Item Type:Journal Article, refereed, original work
Communities & Collections:04 Faculty of Medicine > Psychiatric University Hospital Zurich > Clinic for Psychiatry, Psychotherapy, and Psychosomatics
Dewey Decimal Classification:610 Medicine & health
Scopus Subject Areas:Health Sciences > Endocrinology, Diabetes and Metabolism
Life Sciences > Endocrinology
Life Sciences > Endocrine and Autonomic Systems
Health Sciences > Psychiatry and Mental Health
Life Sciences > Biological Psychiatry

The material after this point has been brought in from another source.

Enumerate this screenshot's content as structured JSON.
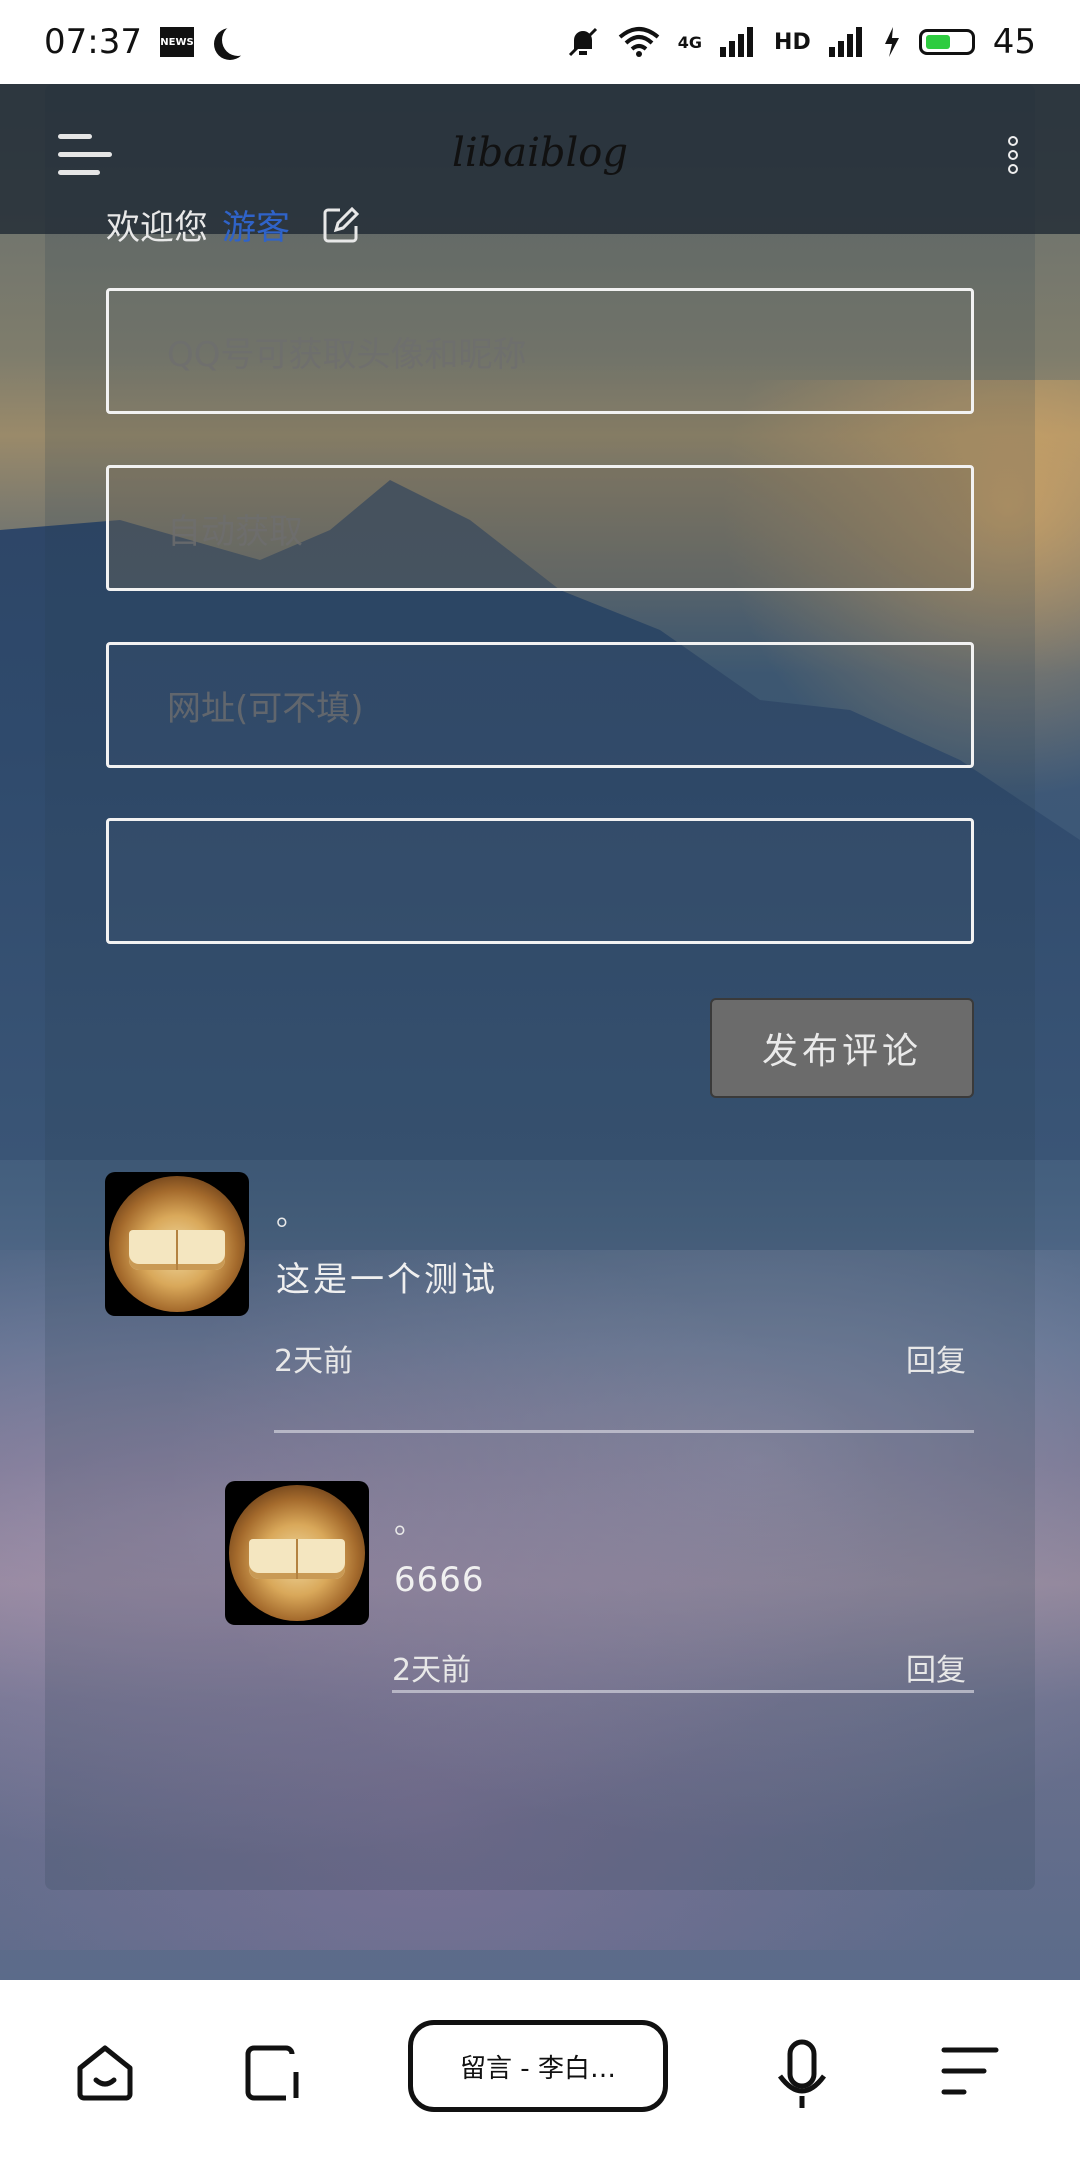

Uncontrolled Keywords:Biological Psychiatry, Endocrinology, Diabetes and Metabolism, Endocrinology, Endocrine and Autonomic Systems, Psychiatry and Mental health
Language:English
Date:1 January 2021
Deposited On:10 Aug 2021 15:54
Last Modified:25 Jun 2024 01:42
Publisher:Elsevier
ISSN:0306-4530
OA Status:Hybrid
Publisher DOI:https://doi.org/10.1016/j.psyneuen.2020.104916
  • Content: Published Version
  • Language: English
  • Licence: Creative Commons: Attribution 4.0 International (CC BY 4.0)